A Few Assumptions About Politicians
- Politicians are like most people: They want to be liked, and they want to keep their jobs
- Politicians are self-interested: They will usually act in ways that are good for themselves
- Politicians respond to incentives: They will tend to do the things that will lead to election or re-election
- Politicians are conscious of status: They will usually seek credit where they can and avoid blame where possible
- Voters are self-interested: They will try to get the most return for their tax dollars spent
- Voters are utility maximizers: They have lots of things they'd prefer to do other than research public issues, so they tend to spend little time on that research
- Voters are aware of political power: They recognize that a limited amount of political lobbying can have large returns
- Journalists will tend to report approvingly of government behavior: When in doubt, reporters will tend to favor government sources for stories since they will appear to be "unbiased." They will tend to report favorably on subjects on which someone appears to be "taking action." They will ordinarily not be skilled in distilling cost/benefit analyses into engaging reports.
- The power of the purse will tend to resist restraint: The nature of most government spending (concentrated benefits with diffuse costs) will tend to cause an increase in government spending that is disproportionate to the growth in the rest of the economy.
- Fiscal responsibility is a virtue: The ability to judge worthy and efficient uses of resources is a laudable and necessary adult behavior.
If the above assumptions are true, then virtually any self-governing nation needs some pretty irrational politicians in order to remain solvent in the long run. The forces of political pressure and lobbying are such that the people's "wants" are virtually limitless. This is borne out in the tendency to minimize the fiscal impact of government action: Sales-tax hikes are proposed as "Just a penny" or "For the children", and tax dollars become "government revenues" (note that Massachusetts, Pennsylvania, Illinois, Missouri, and probably most of the other states call the tax office the "Department of Revenue"). While it could be argued that the "revenue" nomenclature reflects the collection of user fees and charges other tan taxes, it clearly has the effect of putting a spin on the act of tax collection itself.
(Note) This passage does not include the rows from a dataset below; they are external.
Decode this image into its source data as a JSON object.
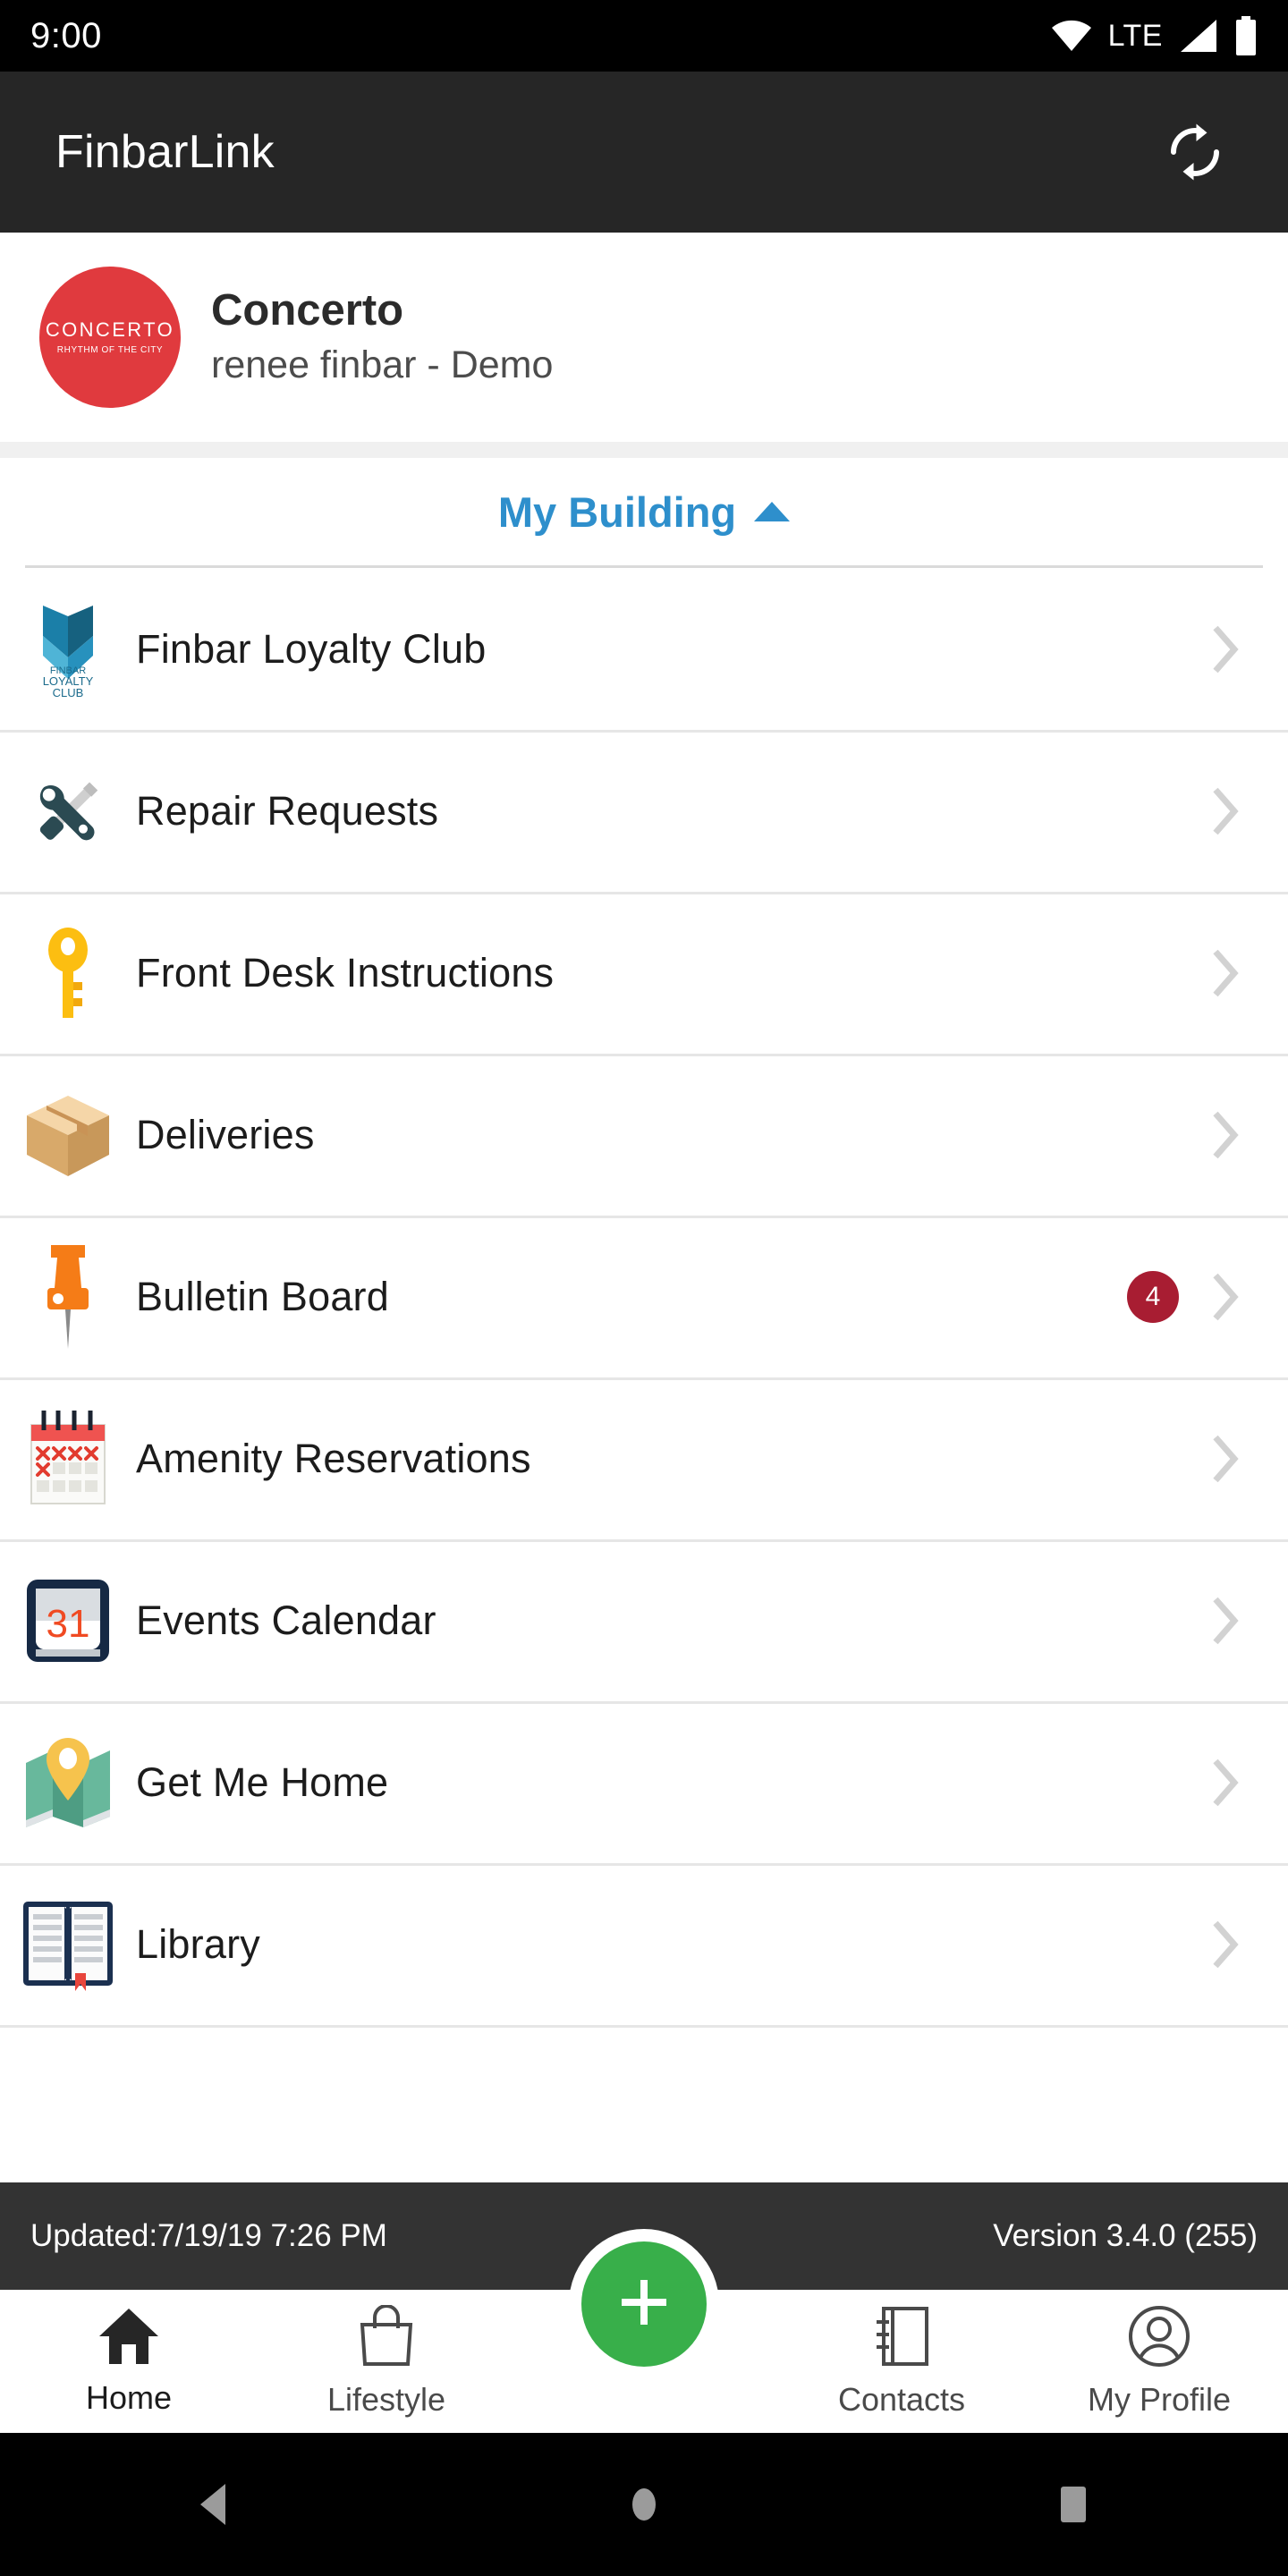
{
  "status_bar": {
    "time": "9:00",
    "network_label": "LTE",
    "icons": [
      "wifi-icon",
      "signal-icon",
      "battery-icon"
    ]
  },
  "app_bar": {
    "title": "FinbarLink",
    "refresh_icon": "refresh-icon"
  },
  "profile": {
    "logo_main": "CONCERTO",
    "logo_sub": "RHYTHM OF THE CITY",
    "name": "Concerto",
    "subtitle": "renee finbar - Demo",
    "logo_color": "#e03a3e"
  },
  "section": {
    "title": "My Building",
    "expanded": true,
    "caret_icon": "caret-up-icon",
    "accent_color": "#2e8fcc"
  },
  "menu_items": [
    {
      "label": "Finbar Loyalty Club",
      "icon": "finbar-loyalty-club-icon",
      "badge": null
    },
    {
      "label": "Repair Requests",
      "icon": "tools-icon",
      "badge": null
    },
    {
      "label": "Front Desk Instructions",
      "icon": "key-icon",
      "badge": null
    },
    {
      "label": "Deliveries",
      "icon": "package-icon",
      "badge": null
    },
    {
      "label": "Bulletin Board",
      "icon": "pushpin-icon",
      "badge": "4"
    },
    {
      "label": "Amenity Reservations",
      "icon": "spiral-calendar-icon",
      "badge": null
    },
    {
      "label": "Events Calendar",
      "icon": "calendar-31-icon",
      "badge": null
    },
    {
      "label": "Get Me Home",
      "icon": "map-pin-icon",
      "badge": null
    },
    {
      "label": "Library",
      "icon": "open-book-icon",
      "badge": null
    }
  ],
  "footer_meta": {
    "updated": "Updated:7/19/19 7:26 PM",
    "version": "Version 3.4.0 (255)"
  },
  "bottom_nav": {
    "items": [
      {
        "label": "Home",
        "icon": "home-icon",
        "active": true
      },
      {
        "label": "Lifestyle",
        "icon": "shopping-bag-icon",
        "active": false
      },
      {
        "label": "Contacts",
        "icon": "address-book-icon",
        "active": false
      },
      {
        "label": "My Profile",
        "icon": "person-circle-icon",
        "active": false
      }
    ],
    "fab": {
      "icon": "plus-icon",
      "color": "#38af4a"
    }
  },
  "android_nav": {
    "back": "back-triangle-icon",
    "home": "home-circle-icon",
    "recents": "recents-square-icon"
  }
}
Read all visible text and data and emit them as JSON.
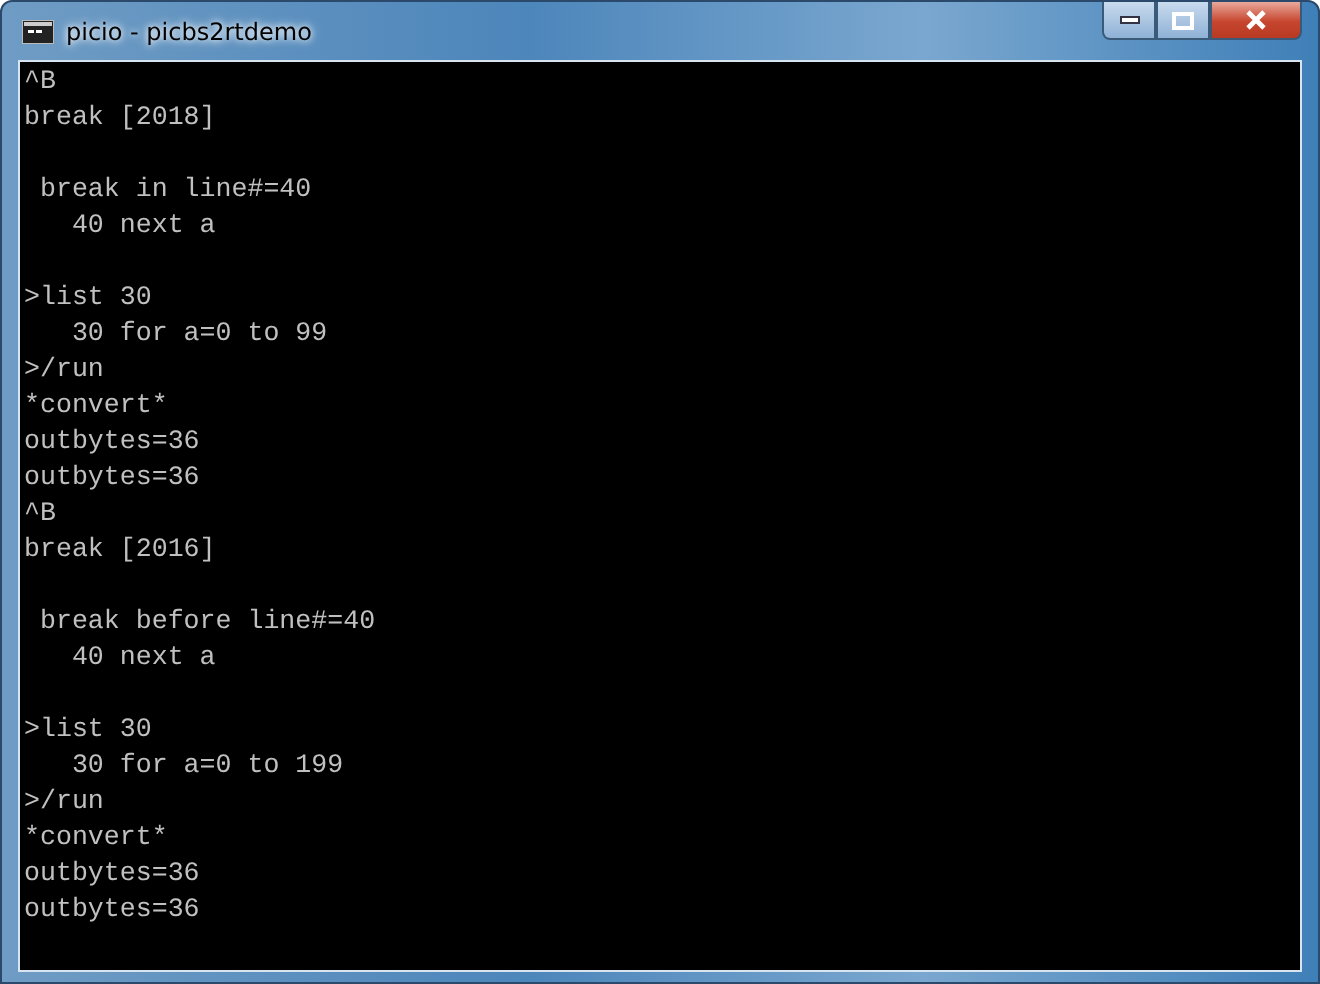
{
  "window": {
    "title": "picio - picbs2rtdemo"
  },
  "console": {
    "blocks": [
      [
        "^B",
        "break [2018]"
      ],
      [
        " break in line#=40",
        "   40 next a"
      ],
      [
        ">list 30",
        "   30 for a=0 to 99",
        ">/run",
        "*convert*",
        "outbytes=36",
        "outbytes=36",
        "^B",
        "break [2016]"
      ],
      [
        " break before line#=40",
        "   40 next a"
      ],
      [
        ">list 30",
        "   30 for a=0 to 199",
        ">/run",
        "*convert*",
        "outbytes=36",
        "outbytes=36"
      ]
    ]
  }
}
As these "wants" increase, so does the personal incentive for any individual politician to advocate for those wants. This is encouraged by a two-fold feedback loop: Media coverage tends to favor government action and spending, and few people are inclined to critically analyze the effects of that action. Thus, the more government action the politician advocates and endorses, the more favorable his or her media coverage becomes.
The cumulative effects of government spending in this environment can't be overlooked: The US Federal government spends billions of dollars it doesn't have, leading to a national debt approaching $8 trillion in 2005. State governments increase their spending by an average of 6.5% a year. Despite the Pollyannas who say that budget deficits don't matter or who witlessly parrot Keynes's "In the long run, we are all dead," spending and deficits do matter, sooner or later. Just ask the Soviet Union, which collapsed under the weight of government spending and inefficiency. Bolivia shared a similar experience. In the long run, we all may be dead -- but we may have gone bankrupt before then.
The unfortunate conclusion: Politicians can only be virtuous if they are capable of controlling government spending -- but in so doing, they run counter to the built-in mechanics of the political process, which favor ever-increasing spending. So virtue (at least of the fiscal kind) can only be found among politicians who are irrational about keeping their own jobs. That we can point to a few successful budget hawks who managed to remain in office (Margaret Thatcher stands out as one) illustrates either an extraordinary level of personal charisma or a set of economic conditions so bad that the voters didn't have to invest much effort to learn how much they truly needed fiscal discipline in office.
A Corollary: The Irrationality Can Be Decreased
All is not necessarily lost: Individual non-politicians can turn their fiscal virtue into a valuable tool, given the right training. The challenge is to market fiscal discipline to the average voter in a way that makes fiscal virtue a political asset. It's not easy, but it's a matter of making economic and fiscal education palatable, even to the laziest or most disengaged voter. Medicare prescription-drug "benefits" have to become "tax-funded Viagra." Tax hikes "for the children" need to be explained as "stealing from the mouths of children." "Economic development" programs have to become "corporate welfare." "In the long run, we are all dead" has to morph into "In the long run, we still pay the red (ink)."
Is there hope? Certainly. But it requires concentrated effort by budget hawks everywhere to sharpen their messages and turn up the volume.